** Opening Records shown block **

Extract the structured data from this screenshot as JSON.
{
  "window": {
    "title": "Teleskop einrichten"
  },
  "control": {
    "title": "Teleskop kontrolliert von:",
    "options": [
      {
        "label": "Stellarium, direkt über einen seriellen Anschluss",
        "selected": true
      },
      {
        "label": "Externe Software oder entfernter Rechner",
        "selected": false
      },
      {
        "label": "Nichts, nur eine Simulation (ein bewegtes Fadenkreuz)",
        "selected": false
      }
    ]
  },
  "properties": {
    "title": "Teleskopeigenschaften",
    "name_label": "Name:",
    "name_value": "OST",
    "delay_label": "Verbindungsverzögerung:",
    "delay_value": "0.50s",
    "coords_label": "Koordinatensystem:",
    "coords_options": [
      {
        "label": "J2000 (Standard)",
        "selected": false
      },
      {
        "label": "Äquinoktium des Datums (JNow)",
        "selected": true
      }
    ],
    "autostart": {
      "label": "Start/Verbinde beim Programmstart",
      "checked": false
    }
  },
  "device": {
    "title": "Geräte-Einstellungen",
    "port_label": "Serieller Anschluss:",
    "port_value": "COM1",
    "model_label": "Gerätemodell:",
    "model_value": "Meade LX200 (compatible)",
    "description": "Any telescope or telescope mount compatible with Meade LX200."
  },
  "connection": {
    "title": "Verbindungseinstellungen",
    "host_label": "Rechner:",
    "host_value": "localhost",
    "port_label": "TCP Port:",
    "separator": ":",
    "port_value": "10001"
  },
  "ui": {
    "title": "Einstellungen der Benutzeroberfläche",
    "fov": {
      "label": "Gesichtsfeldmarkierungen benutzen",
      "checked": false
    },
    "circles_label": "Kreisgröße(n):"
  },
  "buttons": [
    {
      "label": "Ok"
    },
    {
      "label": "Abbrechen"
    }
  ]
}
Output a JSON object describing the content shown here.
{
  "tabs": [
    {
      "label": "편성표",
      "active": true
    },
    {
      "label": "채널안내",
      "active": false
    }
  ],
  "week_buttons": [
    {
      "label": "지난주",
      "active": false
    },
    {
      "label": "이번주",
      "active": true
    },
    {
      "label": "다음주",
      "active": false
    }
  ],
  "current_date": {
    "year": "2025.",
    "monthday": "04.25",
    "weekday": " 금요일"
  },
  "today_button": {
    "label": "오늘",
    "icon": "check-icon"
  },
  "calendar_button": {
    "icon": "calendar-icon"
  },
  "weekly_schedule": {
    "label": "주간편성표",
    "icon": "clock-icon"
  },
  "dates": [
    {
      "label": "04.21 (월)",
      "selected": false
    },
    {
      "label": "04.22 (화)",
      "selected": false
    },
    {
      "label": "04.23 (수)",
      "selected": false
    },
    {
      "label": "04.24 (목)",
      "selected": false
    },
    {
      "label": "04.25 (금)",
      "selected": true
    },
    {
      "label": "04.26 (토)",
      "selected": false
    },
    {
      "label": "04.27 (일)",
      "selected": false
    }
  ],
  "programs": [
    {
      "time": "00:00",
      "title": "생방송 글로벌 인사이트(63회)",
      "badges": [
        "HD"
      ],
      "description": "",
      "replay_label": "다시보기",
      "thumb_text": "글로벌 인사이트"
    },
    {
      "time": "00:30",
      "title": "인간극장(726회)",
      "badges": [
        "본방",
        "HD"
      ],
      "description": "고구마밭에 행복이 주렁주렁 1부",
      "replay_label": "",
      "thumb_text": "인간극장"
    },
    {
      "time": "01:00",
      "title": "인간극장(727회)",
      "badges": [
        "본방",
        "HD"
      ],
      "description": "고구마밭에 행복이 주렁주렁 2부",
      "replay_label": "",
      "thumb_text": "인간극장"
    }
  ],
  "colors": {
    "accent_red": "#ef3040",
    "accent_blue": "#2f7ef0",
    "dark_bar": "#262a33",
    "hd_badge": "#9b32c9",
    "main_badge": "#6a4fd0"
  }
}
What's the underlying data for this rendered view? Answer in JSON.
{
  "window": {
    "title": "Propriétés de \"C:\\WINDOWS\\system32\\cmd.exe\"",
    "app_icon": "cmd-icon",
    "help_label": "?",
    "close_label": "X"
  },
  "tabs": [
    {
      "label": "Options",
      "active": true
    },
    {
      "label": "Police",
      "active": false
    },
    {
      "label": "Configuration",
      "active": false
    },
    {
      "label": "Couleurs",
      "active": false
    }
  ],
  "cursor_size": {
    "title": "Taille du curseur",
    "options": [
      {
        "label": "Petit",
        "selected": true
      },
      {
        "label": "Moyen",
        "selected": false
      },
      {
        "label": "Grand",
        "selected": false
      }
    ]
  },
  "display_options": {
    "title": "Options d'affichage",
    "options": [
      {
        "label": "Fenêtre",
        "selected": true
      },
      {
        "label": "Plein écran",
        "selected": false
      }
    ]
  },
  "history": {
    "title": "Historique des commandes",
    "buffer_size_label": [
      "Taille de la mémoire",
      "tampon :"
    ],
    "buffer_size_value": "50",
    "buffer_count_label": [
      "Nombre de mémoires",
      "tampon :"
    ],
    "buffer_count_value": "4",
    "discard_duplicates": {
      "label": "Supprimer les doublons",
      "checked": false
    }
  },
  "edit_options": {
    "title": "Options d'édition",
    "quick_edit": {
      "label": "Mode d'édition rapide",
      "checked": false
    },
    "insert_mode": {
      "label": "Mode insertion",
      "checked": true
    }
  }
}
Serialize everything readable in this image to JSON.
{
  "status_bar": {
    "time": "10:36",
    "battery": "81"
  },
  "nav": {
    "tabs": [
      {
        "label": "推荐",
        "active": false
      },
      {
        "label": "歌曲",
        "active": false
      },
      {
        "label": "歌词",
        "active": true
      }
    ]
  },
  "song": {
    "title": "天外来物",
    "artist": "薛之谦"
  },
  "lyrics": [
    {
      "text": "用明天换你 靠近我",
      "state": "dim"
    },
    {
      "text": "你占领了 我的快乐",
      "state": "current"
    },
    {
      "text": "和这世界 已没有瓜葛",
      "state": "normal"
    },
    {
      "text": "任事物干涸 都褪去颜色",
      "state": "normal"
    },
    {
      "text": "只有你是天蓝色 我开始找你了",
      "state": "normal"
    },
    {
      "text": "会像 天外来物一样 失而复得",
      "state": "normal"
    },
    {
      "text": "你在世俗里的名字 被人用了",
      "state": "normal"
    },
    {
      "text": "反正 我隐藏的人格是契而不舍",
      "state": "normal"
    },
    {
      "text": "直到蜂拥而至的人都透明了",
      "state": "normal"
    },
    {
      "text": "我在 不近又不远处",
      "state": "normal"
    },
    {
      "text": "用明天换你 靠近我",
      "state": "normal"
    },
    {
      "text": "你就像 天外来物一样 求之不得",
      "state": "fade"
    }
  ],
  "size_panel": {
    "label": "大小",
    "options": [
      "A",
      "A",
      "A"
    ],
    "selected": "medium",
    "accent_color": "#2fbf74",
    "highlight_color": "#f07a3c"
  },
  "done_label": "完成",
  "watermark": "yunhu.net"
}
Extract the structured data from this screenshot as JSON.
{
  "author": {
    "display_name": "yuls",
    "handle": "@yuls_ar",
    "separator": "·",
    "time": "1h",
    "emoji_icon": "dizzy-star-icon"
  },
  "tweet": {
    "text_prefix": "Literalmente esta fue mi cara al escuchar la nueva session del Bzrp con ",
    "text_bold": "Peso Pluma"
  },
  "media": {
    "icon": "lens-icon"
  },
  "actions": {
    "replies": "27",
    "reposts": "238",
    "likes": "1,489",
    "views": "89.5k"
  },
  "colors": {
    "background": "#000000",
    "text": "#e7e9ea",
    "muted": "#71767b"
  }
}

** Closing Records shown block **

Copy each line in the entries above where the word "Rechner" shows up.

> [Solution to the exercise]
        "label": "Externe Software oder entfernter Rechner",
    "host_label": "Rechner:",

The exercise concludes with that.